*** Opening of Data for this exercise ***
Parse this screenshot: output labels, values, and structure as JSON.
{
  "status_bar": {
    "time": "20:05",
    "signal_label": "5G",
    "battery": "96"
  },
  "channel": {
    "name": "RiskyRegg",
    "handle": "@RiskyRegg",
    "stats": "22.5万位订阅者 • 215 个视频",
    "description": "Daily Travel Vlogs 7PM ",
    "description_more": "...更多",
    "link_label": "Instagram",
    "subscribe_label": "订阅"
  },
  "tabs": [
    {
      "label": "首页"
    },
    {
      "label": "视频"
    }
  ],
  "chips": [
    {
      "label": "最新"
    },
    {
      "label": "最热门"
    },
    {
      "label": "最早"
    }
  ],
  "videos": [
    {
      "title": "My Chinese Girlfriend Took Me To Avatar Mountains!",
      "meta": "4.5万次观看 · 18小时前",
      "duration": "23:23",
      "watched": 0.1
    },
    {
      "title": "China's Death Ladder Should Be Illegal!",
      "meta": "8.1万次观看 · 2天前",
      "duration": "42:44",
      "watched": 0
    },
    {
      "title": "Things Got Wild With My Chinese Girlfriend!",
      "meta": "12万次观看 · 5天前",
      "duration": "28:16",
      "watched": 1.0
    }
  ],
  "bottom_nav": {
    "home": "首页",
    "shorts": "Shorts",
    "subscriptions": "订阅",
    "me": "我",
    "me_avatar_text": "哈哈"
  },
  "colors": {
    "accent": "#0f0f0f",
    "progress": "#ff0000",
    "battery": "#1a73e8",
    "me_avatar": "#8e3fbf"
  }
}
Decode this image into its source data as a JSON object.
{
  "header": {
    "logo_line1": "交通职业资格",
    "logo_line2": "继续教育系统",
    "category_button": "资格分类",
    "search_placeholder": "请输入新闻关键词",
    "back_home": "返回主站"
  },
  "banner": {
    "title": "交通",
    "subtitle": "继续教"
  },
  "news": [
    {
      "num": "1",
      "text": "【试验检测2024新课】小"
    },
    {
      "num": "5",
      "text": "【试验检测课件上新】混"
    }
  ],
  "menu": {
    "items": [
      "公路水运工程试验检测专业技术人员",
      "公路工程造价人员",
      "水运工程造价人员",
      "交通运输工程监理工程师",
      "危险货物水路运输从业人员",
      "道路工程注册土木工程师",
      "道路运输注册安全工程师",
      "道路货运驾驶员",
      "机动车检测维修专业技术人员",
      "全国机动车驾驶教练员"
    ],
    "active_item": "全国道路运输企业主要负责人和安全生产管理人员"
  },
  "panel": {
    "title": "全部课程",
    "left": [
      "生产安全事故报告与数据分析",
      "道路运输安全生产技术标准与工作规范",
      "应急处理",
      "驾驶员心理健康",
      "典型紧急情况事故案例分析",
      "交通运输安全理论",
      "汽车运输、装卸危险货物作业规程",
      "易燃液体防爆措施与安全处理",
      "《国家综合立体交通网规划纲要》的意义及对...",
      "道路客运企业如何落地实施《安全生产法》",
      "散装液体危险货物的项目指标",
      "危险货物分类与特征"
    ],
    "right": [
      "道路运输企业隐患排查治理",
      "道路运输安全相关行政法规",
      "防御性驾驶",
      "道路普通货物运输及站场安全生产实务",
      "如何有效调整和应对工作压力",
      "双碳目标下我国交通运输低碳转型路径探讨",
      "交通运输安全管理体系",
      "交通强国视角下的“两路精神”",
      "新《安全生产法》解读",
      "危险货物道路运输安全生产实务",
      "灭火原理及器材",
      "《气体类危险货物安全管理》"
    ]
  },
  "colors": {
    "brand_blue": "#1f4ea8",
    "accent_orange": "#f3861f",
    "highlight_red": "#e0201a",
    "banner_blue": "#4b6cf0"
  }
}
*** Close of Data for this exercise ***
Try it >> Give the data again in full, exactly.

Response >>
Parse this screenshot: output labels, values, and structure as JSON.
{
  "status_bar": {
    "time": "20:05",
    "signal_label": "5G",
    "battery": "96"
  },
  "channel": {
    "name": "RiskyRegg",
    "handle": "@RiskyRegg",
    "stats": "22.5万位订阅者 • 215 个视频",
    "description": "Daily Travel Vlogs 7PM ",
    "description_more": "...更多",
    "link_label": "Instagram",
    "subscribe_label": "订阅"
  },
  "tabs": [
    {
      "label": "首页"
    },
    {
      "label": "视频"
    }
  ],
  "chips": [
    {
      "label": "最新"
    },
    {
      "label": "最热门"
    },
    {
      "label": "最早"
    }
  ],
  "videos": [
    {
      "title": "My Chinese Girlfriend Took Me To Avatar Mountains!",
      "meta": "4.5万次观看 · 18小时前",
      "duration": "23:23",
      "watched": 0.1
    },
    {
      "title": "China's Death Ladder Should Be Illegal!",
      "meta": "8.1万次观看 · 2天前",
      "duration": "42:44",
      "watched": 0
    },
    {
      "title": "Things Got Wild With My Chinese Girlfriend!",
      "meta": "12万次观看 · 5天前",
      "duration": "28:16",
      "watched": 1.0
    }
  ],
  "bottom_nav": {
    "home": "首页",
    "shorts": "Shorts",
    "subscriptions": "订阅",
    "me": "我",
    "me_avatar_text": "哈哈"
  },
  "colors": {
    "accent": "#0f0f0f",
    "progress": "#ff0000",
    "battery": "#1a73e8",
    "me_avatar": "#8e3fbf"
  }
}
Decode this image into its source data as a JSON object.
{
  "header": {
    "logo_line1": "交通职业资格",
    "logo_line2": "继续教育系统",
    "category_button": "资格分类",
    "search_placeholder": "请输入新闻关键词",
    "back_home": "返回主站"
  },
  "banner": {
    "title": "交通",
    "subtitle": "继续教"
  },
  "news": [
    {
      "num": "1",
      "text": "【试验检测2024新课】小"
    },
    {
      "num": "5",
      "text": "【试验检测课件上新】混"
    }
  ],
  "menu": {
    "items": [
      "公路水运工程试验检测专业技术人员",
      "公路工程造价人员",
      "水运工程造价人员",
      "交通运输工程监理工程师",
      "危险货物水路运输从业人员",
      "道路工程注册土木工程师",
      "道路运输注册安全工程师",
      "道路货运驾驶员",
      "机动车检测维修专业技术人员",
      "全国机动车驾驶教练员"
    ],
    "active_item": "全国道路运输企业主要负责人和安全生产管理人员"
  },
  "panel": {
    "title": "全部课程",
    "left": [
      "生产安全事故报告与数据分析",
      "道路运输安全生产技术标准与工作规范",
      "应急处理",
      "驾驶员心理健康",
      "典型紧急情况事故案例分析",
      "交通运输安全理论",
      "汽车运输、装卸危险货物作业规程",
      "易燃液体防爆措施与安全处理",
      "《国家综合立体交通网规划纲要》的意义及对...",
      "道路客运企业如何落地实施《安全生产法》",
      "散装液体危险货物的项目指标",
      "危险货物分类与特征"
    ],
    "right": [
      "道路运输企业隐患排查治理",
      "道路运输安全相关行政法规",
      "防御性驾驶",
      "道路普通货物运输及站场安全生产实务",
      "如何有效调整和应对工作压力",
      "双碳目标下我国交通运输低碳转型路径探讨",
      "交通运输安全管理体系",
      "交通强国视角下的“两路精神”",
      "新《安全生产法》解读",
      "危险货物道路运输安全生产实务",
      "灭火原理及器材",
      "《气体类危险货物安全管理》"
    ]
  },
  "colors": {
    "brand_blue": "#1f4ea8",
    "accent_orange": "#f3861f",
    "highlight_red": "#e0201a",
    "banner_blue": "#4b6cf0"
  }
}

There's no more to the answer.